Francisco Vega/AFP/Getty Images
A member of the US Border Patrol walks behind the line of cars at the San Ysidro gate at the border between Mexico and United State in Tijuana, Mexico on May 04, 2011, after the US military operation that ended in the killing of Al-Qaeda's mastermind, Osama Bin Laden. Though Mexico's government has not announced special security measures after the US commando raid in Pakistan claimed the life of the world's most wanted man, there was close cooperation with US authorities to check for potentially dangerous persons. AFP PHOTO / FRANCISCO VEGA (Photo credit should read FRANCISCO VEGA/AFP/Getty Images)
Federal prosecutors in the Southern California border region deal almost exclusively with one of two crimes: smuggling drugs or smuggling people. But, not all smugglers are created equal. The U.S. Attorney's Office runs a program that gives low-level smugglers a chance to get straight with the law, before they get a record. Jill Replogle from the Fronteras Desk reports.
Brenda is an attractive 27-year old with pretty impressive job credentials. (I was asked not to use her last name so as not to compromise her job prospects.)
At her tidy San Diego apartment, Brenda showed me her Emergency Medical Technician certificate and tells me about the Medical Billing course she just finished.
“I want to be a surgeon,” she said. “I want to do brain surgery.”
A felony for alien smuggling could put a serious damper on those plans, and Brenda knows it. At least now she does.
But a few months back, when she agreed to drive into the U.S. from Mexico with a guy hidden in her backseat, she was only thinking she’d soon have a couple thousand bucks to pay that month’s rent for her and her five kids.
“And I really needed it,” she said. “And I thought it was going to be super easy and just, drive across, that’s all.”

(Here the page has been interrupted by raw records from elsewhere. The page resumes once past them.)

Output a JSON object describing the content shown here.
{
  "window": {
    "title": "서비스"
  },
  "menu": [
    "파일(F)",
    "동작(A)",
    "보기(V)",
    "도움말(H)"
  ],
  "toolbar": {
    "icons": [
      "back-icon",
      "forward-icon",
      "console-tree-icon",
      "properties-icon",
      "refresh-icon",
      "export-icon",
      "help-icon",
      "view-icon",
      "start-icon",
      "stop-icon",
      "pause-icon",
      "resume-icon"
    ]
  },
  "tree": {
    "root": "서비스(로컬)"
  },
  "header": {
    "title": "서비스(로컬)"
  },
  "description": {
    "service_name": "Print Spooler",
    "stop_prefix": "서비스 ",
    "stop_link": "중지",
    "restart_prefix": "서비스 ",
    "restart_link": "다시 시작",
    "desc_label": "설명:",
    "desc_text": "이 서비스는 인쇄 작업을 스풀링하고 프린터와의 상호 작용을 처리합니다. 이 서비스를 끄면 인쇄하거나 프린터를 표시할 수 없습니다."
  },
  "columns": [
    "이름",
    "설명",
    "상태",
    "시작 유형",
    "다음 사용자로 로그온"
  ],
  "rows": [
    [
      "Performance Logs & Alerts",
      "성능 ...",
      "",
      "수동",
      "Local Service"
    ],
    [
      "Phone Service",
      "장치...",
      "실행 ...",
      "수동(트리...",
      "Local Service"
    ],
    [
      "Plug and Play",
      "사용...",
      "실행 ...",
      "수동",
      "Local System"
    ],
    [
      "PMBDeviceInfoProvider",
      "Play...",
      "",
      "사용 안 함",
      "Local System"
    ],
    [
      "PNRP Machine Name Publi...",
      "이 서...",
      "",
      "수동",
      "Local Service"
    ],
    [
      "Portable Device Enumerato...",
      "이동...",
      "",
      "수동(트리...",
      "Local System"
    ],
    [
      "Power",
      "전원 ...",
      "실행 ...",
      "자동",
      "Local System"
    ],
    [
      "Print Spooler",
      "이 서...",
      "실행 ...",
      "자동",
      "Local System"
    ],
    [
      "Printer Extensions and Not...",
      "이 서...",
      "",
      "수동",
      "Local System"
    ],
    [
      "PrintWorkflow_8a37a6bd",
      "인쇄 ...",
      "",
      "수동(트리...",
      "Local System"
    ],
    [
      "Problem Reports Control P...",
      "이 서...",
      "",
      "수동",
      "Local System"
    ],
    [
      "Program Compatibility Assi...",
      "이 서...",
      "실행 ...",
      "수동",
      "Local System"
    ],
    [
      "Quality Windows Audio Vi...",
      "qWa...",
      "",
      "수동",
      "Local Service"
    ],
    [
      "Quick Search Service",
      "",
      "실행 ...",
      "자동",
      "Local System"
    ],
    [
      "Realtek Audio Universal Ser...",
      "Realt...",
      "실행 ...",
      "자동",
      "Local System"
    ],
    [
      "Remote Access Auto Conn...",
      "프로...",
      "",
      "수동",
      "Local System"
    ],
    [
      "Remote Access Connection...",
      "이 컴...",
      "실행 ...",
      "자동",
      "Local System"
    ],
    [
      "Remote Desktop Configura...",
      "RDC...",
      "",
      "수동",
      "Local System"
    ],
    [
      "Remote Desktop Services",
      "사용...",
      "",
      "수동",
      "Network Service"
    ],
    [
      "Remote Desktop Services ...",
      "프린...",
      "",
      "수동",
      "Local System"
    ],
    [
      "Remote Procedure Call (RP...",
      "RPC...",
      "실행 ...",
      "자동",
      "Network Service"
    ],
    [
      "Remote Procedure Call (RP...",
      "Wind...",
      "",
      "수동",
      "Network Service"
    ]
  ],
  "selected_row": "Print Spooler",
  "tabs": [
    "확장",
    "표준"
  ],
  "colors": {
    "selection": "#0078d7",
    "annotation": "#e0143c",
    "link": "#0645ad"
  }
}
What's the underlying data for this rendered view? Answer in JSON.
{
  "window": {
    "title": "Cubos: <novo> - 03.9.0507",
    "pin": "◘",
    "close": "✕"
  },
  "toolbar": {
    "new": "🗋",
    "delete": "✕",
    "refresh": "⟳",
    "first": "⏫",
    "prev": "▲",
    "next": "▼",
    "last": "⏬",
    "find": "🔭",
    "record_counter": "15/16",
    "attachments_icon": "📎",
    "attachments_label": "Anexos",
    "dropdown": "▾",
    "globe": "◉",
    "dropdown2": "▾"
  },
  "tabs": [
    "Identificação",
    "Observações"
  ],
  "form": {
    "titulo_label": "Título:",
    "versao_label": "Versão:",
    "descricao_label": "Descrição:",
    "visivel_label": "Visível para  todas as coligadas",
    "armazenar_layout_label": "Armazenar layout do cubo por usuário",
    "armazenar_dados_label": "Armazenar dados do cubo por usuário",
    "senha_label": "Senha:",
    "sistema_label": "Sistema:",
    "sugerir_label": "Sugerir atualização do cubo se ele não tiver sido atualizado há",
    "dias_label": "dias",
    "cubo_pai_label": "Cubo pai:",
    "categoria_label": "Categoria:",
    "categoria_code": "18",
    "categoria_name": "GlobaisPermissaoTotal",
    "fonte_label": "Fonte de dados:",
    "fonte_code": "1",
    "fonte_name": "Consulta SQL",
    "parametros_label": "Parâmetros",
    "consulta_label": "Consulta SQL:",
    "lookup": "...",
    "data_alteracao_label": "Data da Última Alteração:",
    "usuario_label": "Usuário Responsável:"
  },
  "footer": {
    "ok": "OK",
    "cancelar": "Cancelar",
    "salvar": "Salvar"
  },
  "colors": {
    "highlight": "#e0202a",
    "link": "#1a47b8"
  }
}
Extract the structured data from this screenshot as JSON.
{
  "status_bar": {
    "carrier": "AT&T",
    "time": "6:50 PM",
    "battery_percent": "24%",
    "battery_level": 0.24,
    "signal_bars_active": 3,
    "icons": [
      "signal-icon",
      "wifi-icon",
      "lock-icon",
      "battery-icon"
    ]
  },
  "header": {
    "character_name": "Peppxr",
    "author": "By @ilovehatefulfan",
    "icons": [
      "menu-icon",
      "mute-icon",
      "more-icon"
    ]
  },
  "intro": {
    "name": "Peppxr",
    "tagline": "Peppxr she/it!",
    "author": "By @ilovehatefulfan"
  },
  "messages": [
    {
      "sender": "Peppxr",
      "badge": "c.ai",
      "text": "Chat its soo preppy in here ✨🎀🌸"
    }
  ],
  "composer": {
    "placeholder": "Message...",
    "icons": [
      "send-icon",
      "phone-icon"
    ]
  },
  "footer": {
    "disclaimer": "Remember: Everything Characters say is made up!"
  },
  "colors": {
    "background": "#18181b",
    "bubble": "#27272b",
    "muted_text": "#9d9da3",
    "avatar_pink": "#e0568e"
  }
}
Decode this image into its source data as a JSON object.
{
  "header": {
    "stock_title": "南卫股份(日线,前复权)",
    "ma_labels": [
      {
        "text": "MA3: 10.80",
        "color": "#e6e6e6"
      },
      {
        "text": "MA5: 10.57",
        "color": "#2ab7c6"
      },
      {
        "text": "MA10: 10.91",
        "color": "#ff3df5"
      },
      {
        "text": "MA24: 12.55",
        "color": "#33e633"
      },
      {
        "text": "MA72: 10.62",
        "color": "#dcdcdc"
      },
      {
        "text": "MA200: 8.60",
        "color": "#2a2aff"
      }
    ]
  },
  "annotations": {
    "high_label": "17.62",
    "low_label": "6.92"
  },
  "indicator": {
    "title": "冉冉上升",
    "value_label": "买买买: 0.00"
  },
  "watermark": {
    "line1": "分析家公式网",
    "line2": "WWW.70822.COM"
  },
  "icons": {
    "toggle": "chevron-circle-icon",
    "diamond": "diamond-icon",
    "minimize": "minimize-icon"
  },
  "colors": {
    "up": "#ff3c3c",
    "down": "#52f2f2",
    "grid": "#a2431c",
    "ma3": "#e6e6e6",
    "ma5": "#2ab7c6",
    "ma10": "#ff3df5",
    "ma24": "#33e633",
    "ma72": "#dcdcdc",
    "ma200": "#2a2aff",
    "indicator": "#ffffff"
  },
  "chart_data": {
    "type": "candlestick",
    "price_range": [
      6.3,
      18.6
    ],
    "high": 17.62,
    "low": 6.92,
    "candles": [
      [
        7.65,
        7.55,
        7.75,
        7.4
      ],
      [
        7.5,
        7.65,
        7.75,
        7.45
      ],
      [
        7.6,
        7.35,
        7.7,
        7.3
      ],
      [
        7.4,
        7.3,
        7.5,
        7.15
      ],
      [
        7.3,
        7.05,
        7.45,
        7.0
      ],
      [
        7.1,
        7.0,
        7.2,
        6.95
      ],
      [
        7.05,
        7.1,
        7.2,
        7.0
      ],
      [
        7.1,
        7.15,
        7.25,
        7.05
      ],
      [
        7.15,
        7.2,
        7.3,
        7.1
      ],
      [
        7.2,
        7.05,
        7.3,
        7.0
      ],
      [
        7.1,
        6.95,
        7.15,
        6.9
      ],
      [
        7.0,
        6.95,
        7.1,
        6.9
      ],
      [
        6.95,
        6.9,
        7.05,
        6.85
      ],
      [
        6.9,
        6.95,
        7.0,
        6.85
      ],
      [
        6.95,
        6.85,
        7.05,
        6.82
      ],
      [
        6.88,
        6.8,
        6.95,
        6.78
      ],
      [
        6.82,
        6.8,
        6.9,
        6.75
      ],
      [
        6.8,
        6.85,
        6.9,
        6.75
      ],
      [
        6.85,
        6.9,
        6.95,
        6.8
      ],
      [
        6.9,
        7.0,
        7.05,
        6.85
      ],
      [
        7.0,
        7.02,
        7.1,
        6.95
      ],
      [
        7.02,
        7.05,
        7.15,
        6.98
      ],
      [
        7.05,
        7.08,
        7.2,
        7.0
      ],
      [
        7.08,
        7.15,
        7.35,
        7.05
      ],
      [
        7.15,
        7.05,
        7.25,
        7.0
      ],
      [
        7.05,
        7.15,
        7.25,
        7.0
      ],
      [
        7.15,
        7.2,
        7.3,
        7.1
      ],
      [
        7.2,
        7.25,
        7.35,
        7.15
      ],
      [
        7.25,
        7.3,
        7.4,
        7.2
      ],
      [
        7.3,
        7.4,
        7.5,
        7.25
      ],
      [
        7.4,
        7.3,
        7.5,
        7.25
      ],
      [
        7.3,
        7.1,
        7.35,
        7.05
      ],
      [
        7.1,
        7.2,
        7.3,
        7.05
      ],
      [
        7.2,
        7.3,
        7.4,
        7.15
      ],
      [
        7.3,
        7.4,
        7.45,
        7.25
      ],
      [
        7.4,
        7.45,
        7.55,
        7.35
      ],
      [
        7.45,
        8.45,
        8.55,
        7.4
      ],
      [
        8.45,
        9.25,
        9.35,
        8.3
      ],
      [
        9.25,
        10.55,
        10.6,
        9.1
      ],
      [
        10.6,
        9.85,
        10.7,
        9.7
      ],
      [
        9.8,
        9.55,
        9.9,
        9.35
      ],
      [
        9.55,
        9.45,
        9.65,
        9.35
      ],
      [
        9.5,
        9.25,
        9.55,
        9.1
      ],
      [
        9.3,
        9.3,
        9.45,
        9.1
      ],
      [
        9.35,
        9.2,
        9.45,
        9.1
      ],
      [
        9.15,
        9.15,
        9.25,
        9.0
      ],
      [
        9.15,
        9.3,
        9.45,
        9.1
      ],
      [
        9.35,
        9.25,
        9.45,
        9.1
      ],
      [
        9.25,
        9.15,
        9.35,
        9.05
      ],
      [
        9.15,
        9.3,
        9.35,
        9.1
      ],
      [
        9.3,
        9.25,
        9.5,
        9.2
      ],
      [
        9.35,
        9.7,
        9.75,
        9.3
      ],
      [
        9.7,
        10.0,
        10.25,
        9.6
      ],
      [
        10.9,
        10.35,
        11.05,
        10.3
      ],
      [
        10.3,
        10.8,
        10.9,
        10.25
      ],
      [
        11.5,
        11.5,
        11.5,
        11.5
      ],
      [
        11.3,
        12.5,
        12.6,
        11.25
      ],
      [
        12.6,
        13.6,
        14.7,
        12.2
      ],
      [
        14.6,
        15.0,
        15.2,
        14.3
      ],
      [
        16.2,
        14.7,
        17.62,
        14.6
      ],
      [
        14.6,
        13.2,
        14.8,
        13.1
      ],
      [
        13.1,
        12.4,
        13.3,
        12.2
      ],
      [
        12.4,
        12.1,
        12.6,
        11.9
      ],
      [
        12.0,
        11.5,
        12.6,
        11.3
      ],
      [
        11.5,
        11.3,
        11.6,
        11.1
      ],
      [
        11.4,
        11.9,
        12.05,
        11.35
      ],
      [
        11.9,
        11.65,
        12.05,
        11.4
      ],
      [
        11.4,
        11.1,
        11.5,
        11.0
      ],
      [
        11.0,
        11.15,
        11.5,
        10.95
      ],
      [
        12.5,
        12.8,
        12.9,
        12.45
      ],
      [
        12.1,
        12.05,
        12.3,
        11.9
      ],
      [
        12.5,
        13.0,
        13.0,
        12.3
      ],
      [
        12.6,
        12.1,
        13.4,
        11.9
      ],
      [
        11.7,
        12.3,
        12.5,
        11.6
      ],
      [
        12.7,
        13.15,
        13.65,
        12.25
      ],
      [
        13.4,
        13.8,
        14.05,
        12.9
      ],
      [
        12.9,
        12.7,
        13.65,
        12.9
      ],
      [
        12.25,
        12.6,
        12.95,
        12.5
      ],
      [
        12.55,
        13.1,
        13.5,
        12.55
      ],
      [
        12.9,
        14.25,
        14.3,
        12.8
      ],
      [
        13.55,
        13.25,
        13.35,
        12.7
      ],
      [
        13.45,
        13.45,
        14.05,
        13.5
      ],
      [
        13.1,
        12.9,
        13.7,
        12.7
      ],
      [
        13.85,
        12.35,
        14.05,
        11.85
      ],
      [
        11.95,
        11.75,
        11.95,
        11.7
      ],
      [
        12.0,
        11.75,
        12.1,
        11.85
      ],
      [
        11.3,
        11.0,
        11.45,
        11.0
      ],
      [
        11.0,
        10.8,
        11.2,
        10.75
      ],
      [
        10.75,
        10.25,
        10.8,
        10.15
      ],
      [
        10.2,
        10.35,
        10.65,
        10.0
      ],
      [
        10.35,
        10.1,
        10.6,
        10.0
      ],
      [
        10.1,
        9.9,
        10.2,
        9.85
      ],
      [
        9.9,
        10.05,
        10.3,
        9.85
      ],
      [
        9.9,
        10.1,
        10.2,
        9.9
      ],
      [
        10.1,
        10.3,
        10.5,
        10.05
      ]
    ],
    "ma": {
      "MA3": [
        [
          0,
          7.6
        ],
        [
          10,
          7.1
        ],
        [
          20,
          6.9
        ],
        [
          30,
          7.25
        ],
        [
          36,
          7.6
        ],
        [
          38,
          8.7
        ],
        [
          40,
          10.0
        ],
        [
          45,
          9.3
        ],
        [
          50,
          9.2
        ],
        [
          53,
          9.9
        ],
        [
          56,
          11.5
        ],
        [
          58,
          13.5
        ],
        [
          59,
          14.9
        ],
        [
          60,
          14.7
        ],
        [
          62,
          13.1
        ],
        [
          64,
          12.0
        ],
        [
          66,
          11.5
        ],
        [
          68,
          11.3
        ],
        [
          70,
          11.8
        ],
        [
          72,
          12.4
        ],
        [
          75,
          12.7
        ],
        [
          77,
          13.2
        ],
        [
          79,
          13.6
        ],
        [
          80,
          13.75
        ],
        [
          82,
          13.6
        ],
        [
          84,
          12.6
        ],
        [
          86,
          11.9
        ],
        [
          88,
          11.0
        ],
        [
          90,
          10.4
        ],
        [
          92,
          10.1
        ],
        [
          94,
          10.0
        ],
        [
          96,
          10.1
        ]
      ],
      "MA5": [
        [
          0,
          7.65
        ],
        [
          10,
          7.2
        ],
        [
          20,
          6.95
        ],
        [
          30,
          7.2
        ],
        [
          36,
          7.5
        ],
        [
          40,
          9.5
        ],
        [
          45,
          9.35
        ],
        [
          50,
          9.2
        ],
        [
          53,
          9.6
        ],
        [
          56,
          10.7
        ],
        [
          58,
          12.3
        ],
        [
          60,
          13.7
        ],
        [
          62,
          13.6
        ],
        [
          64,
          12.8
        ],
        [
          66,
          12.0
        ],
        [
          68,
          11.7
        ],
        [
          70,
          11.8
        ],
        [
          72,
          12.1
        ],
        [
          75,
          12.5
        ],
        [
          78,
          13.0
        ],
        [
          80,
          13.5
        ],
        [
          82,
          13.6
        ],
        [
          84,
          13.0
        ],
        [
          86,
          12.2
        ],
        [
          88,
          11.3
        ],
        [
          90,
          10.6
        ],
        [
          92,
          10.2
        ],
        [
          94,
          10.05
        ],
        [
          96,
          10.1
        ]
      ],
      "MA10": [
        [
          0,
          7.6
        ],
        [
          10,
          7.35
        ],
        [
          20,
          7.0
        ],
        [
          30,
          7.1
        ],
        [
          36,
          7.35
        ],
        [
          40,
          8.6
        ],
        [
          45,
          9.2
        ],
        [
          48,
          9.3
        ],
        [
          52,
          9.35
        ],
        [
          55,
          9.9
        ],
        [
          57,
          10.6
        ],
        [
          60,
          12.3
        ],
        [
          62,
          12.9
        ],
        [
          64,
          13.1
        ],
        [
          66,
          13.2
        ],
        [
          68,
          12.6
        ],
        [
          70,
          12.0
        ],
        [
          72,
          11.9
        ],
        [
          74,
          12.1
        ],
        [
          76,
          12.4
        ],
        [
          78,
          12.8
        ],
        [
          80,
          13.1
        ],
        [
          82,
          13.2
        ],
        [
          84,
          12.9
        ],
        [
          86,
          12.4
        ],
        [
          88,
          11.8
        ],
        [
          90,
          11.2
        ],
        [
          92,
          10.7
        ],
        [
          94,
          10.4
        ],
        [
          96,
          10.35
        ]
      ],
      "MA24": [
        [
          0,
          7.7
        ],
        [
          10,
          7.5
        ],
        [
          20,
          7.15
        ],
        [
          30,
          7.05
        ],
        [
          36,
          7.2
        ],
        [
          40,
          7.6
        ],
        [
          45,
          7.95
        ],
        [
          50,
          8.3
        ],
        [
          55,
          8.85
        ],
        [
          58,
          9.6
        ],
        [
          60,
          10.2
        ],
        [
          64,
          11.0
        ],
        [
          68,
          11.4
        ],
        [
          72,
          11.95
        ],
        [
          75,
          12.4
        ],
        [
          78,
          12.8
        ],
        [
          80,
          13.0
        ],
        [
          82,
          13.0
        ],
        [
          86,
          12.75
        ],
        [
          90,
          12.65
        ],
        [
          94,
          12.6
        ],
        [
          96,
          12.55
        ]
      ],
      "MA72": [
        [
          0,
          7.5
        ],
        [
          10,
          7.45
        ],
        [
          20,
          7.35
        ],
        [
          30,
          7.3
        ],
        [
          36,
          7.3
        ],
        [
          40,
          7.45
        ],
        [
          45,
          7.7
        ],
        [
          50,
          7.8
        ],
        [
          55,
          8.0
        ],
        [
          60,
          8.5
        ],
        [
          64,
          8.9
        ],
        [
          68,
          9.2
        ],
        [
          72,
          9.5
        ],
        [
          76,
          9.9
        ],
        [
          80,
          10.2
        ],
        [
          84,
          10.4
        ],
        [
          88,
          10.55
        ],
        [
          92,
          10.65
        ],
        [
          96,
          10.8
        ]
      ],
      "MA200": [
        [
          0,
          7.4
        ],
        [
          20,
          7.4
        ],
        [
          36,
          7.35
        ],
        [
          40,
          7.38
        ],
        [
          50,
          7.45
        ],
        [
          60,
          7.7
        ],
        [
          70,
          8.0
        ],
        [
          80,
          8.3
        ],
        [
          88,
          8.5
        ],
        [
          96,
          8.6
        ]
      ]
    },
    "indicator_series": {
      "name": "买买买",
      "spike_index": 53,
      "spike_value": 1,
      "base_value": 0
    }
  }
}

But the border agent who checked her passport asked to look in the back of her car. She got caught and cuffed.
But instead of being put behind bars, she was offered this deal: Plead guilty, then commit to a yearlong, court-supervised program that — if you play by the rules — let’s you get on with life with a clean record.
“This program is designed to target individuals who are starting down the path of criminal activity,” said Barbara Major, one of five federal magistrate judges who handle cases under the smuggling diversion program.
“It does something other than just put people in prison,” Major said. “It gives them the opportunity to turn their lives around.”
The smuggling diversion program is unique in the federal justice system. Participants are required to follow an individually tailored plan that can include everything from drug rehab to English classes.
“We help them find work, we write resumes, mental health counseling,” said Nancee Schwartz, the defense lawyer who proposed the program and represents all of the participants.
Schwartz has rowdy, white-blond hair and a sign behind her desk that reads, “I’M NOT POLITE.”
This program is her baby. It's really more about social work than lawyering, she said.
“I reflect on the amount of diapers I've bought, shoes I've bought,” Schwartz said with a wistful smile.
The diversion program tries to address the reason an individual chose to break the law. Did they need the money to survive, like Brenda? Did they have a drug problem?
All of the participants have monthly court dates with a judge who evaluates their progress.
At a recent session of diversion court, the judge ordered a client to write a 300-word essay starting with “I want my life….”
Brenda said a judge ordered her to take her kids to the park once a week.
But it’s not all so fluffy. Judges also order GPS monitors strapped onto participants’ ankles, and arrest warrants for those who fail to show up for drug tests or court dates.
“You know you don't get to spend a year just sitting around waiting for the felony to disappear,” Schwartz said. “We expect you to make some changes, we expect you to put in the hard work.”
Schwartz and others involved with the program are quick to note that the men and women given the option to participate are at the lowest level of the smuggling business.
"They're taking big risks for small amounts,” she said. “And most of them are shocked when I show them how much the people are being charged to be brought north by comparison to what they're being paid. You know, they feel pretty exploited."
Even if you have no sympathy for criminals, the fact is, federal officials say, there just isn’t enough space in local jails and prisons, or enough resources to prosecute everyone who breaks federal law.
Brenda only recently started the program, and she said just having someone there to push her is a big help.
“Like I said, I’ve always been on my own,” she said, “and I’ve never really had that support, you know, or that backbone of, come on, you can do this.”
And there’s a big stick: failure could mean going to prison and a felony record.
“So I know that I gotta, how do you say that, shape up and fly right,” she said.
That's exactly what the program is intended to do. Because the alternative, incarceration, just isn’t very good at rehabilitating offenders. More than half of individuals who serve sentences in federal prison will go on to commit other crimes.
In comparison, of the 137 people who have graduated, just five have re-offended.
The U.S. Attorney’s Office in San Diego hopes to expand the program. Low-level drug smugglers could be the next ones offered a path away from prison.